Word of the Week – government

This week we took a closer look at the word government as our word of the week. Mrs S chose this word because it was a common spelling error in some of our writing recently.

Sometimes the way that we say a word can be troublesome for when we are trying to spell it. We may not hear all the letters we need to use when writing a word correctly.

Which words do you know that can trick us when we are spelling because there is a letter we do not hear? Leave a comment sharing your thoughts.

Word of the Week – tenacity

Each week we are taking a closer look at one interesting word. This week our word is tenacity. We think about all our spelling knowledge and make connections to help us remember how to spell and use our focus word. Take a look at our observations in the prezi below.

Are there any other spelling or vocabulary observations we could make about the word tenacity?

One of the spelling activities we do during the week is to write our individual spelling list words in sentences. By doing this we show that we understand the meanings of the words we are learning. Writing an interesting sentence can sometime be a challenge.

Please leave a comment on this post sharing an interesting sentence using our word of the week.

 

The Phantom Tollbooth

Over many Mondays Mrs S read The Phantom Tollbooth to us. We followed Milo’s adventure through trials and tribulations until he was successful in his quest. In a previous blog post we shared our work on idioms after we discovered the many idioms used by Norton Juster in his book.

After finishing the story we drew pictures of the demons Milo and his companions met and then Mrs S shared the movie version of the story with us. This was released in 1970. Mrs S asked us to compare the two storylines as we watched. It was also interesting to see the props and costumes used in the film especially the telephone with its dial and cords. Some of us preferred the book and were disappointed at the number of characters missing in the film version.

The main character in the story is very interesting as he changes so much from the start to the end of this book. We worked on some bio poems and chose to portray Milo at either the beginning or the end of the story. Please read our work and see what you can find out about Milo at the beginning and end of The Phantom Tollbooth.

 Have you read a book where the character changes in lots of ways from the start to the finish of the story? Have you read The Phantom Tollbooth? Can you suggest another story where the author uses lots of figurative language? Please leave a comment sharing your thoughts?

Previewing a yet to be published book by Peter Millett

Twitter message
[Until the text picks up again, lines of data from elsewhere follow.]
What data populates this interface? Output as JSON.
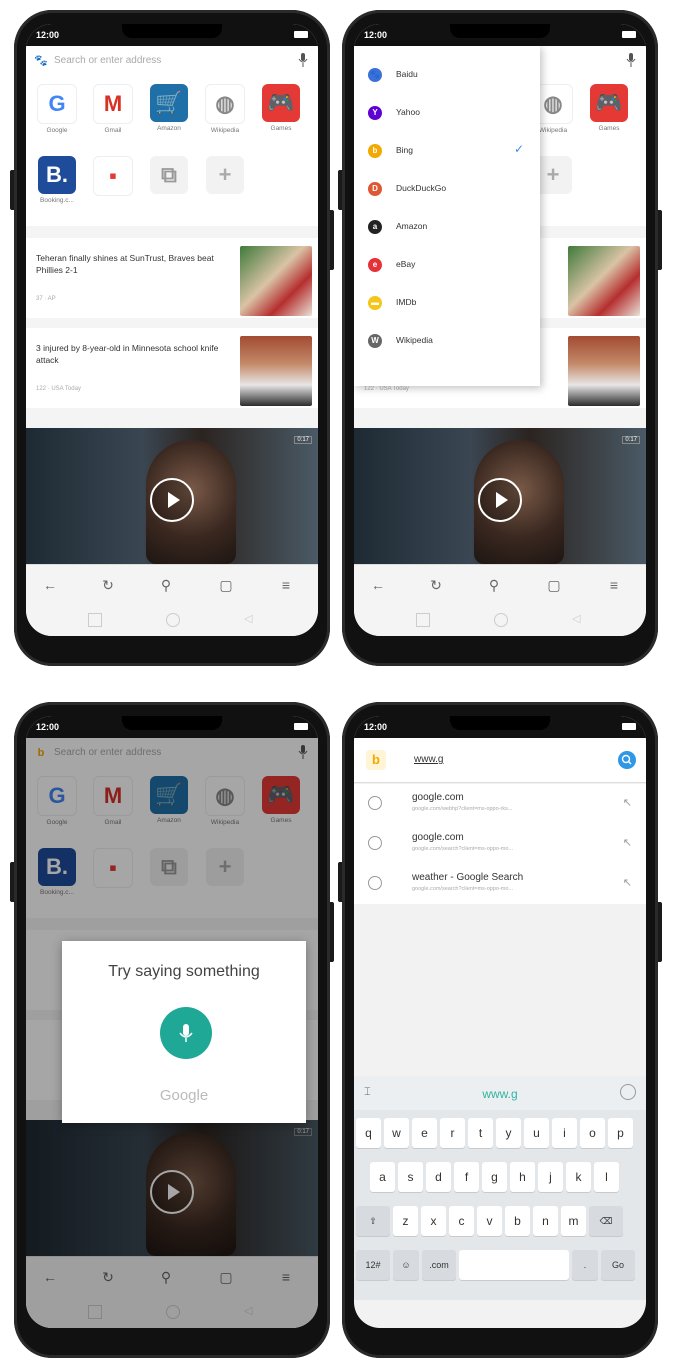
{
  "status": {
    "time": "12:00"
  },
  "browser": {
    "address_placeholder": "Search or enter address",
    "tiles": [
      {
        "label": "Google",
        "glyph": "G",
        "color": "#4285f4",
        "bg": "#ffffff"
      },
      {
        "label": "Gmail",
        "glyph": "M",
        "color": "#d93025",
        "bg": "#ffffff"
      },
      {
        "label": "Amazon",
        "glyph": "🛒",
        "color": "#ffffff",
        "bg": "#1f6fa8"
      },
      {
        "label": "Wikipedia",
        "glyph": "◍",
        "color": "#888888",
        "bg": "#ffffff"
      },
      {
        "label": "Games",
        "glyph": "🎮",
        "color": "#ffffff",
        "bg": "#e53935"
      },
      {
        "label": "Booking.c...",
        "glyph": "B.",
        "color": "#ffffff",
        "bg": "#1e4c9a"
      },
      {
        "label": "",
        "glyph": "▪",
        "color": "#e53935",
        "bg": "#ffffff"
      },
      {
        "label": "",
        "glyph": "⧉",
        "color": "#999999",
        "bg": "#f2f2f2"
      },
      {
        "label": "",
        "glyph": "+",
        "color": "#aaaaaa",
        "bg": "#f2f2f2"
      }
    ],
    "news": [
      {
        "title": "Teheran finally shines at SunTrust, Braves beat Phillies 2-1",
        "meta": "37 · AP"
      },
      {
        "title": "3 injured by 8-year-old in Minnesota school knife attack",
        "meta": "122 · USA Today"
      }
    ],
    "video_duration": "0:17"
  },
  "search_engines": [
    {
      "name": "Baidu",
      "color": "#3b6fd9",
      "glyph": "🐾",
      "selected": false
    },
    {
      "name": "Yahoo",
      "color": "#5f01d1",
      "glyph": "Y",
      "selected": false
    },
    {
      "name": "Bing",
      "color": "#f2a900",
      "glyph": "b",
      "selected": true
    },
    {
      "name": "DuckDuckGo",
      "color": "#de5833",
      "glyph": "D",
      "selected": false
    },
    {
      "name": "Amazon",
      "color": "#222222",
      "glyph": "a",
      "selected": false
    },
    {
      "name": "eBay",
      "color": "#e53238",
      "glyph": "e",
      "selected": false
    },
    {
      "name": "IMDb",
      "color": "#f5c518",
      "glyph": "▬",
      "selected": false
    },
    {
      "name": "Wikipedia",
      "color": "#666666",
      "glyph": "W",
      "selected": false
    }
  ],
  "voice": {
    "prompt": "Try saying something",
    "brand": "Google"
  },
  "search": {
    "query": "www.g",
    "suggestions": [
      {
        "title": "google.com",
        "url": "google.com/webhp?client=ms-oppo-rks..."
      },
      {
        "title": "google.com",
        "url": "google.com/search?client=ms-oppo-mo..."
      },
      {
        "title": "weather - Google Search",
        "url": "google.com/search?client=ms-oppo-mo..."
      }
    ],
    "keyboard_word": "www.g",
    "rows": [
      [
        "q",
        "w",
        "e",
        "r",
        "t",
        "y",
        "u",
        "i",
        "o",
        "p"
      ],
      [
        "a",
        "s",
        "d",
        "f",
        "g",
        "h",
        "j",
        "k",
        "l"
      ],
      [
        "⇧",
        "z",
        "x",
        "c",
        "v",
        "b",
        "n",
        "m",
        "⌫"
      ],
      [
        "12#",
        "☺",
        ".com",
        "",
        ".",
        "Go"
      ]
    ]
  },
  "colors": {
    "accent": "#31b3a0",
    "link": "#3a8ee6"
  }
}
Our class was very lucky to receive an invitation to preview the beginning chapters of a new book written by Peter Millett. He a New Zealand author who has written many books including one called The Anzac Puppy.

He has written a new book  called Johnny Danger D.I.Y. Spy. The book is in the process of being published by Penguin Books and has been sent to the printers. It will be available to purchase early in 2015.

After Mrs S replied to a Twitter invitation from Peter Millett to take a look at the beginnings of this story she received an email with three attachments. They were a synopsis of the story, the cover of the book and the beginning chapters for us to read.

We read it altogether by displaying it on our IWB and some us took it in turns to read some out loud. We asked Mrs S to read most of it so that we could listen carefully before working on our responses to the story. We share the link to our work with Peter and it was terrific for us to receive responses to our work back from him. Follow this link to see his comments.

Have you read any books by Peter Millett? Do comedy books appeal to you? Please leave a comment sharing your thoughts.

Getting to Grips With Figurative Language

Mrs S spends some time reading to us each Monday. The story we are listening to at the moment is The Phantom Tollbooth. It was written in 1961 by Norton Juster. We have been following the adventures of Milo as he set off on his travels in The Lands Beyond.

The auhor uses figurative language devices throughout the story. We watched a podcast that introduced us to the idea that figurative language helps an author to add interest to their story or song. An author does not use the literal or everyday meaning of the words when using similes, metaphors or idioms in their story.

Today we explored only one form of figurative language. We chose to look closely at idioms.

Doing a google define search gives us this definition.

Doing a google define search gives us this definition.

We used some links from our class intranet to find and explore some idioms. When we were reading these it was quite funny to picture the literal meaning in our heads while we puzzled out the figurative meaning. One of our class suggested that we needed to infer the everyday meaning when reading or hearing an idiom. For example when we hear the sentence “She spilled the beans” it does not really mean that a tin of beans has been upended. In everyday conversation we know that this mean that “She talked too much and shared the secret”.

We then chose one of our collected idioms to illustrate with the literal meaning. We then used the idiom in a sentence to show its figurative meaning. We could choose to make an ArtRage drawing, draw on a piece of paper, or create an animation to create our final ideas about idioms. We shared our work on a Padlet wall.

We also had some fun visiting another class blog, Miss Jordan’s class @ Barwon Heads Primary, where they had also been exploring idioms. They had some great drawings which challenged us to work out the idiom from the inferred and literal meanings of some idioms. There were a couple that stumped us! Whoops –  there I go using some figurative language. What does “stumped us” really mean?

Can you share some idioms with us? You could double click on the Padlet and add some more idioms to our wall. Please leave a comment sharing your thoughts.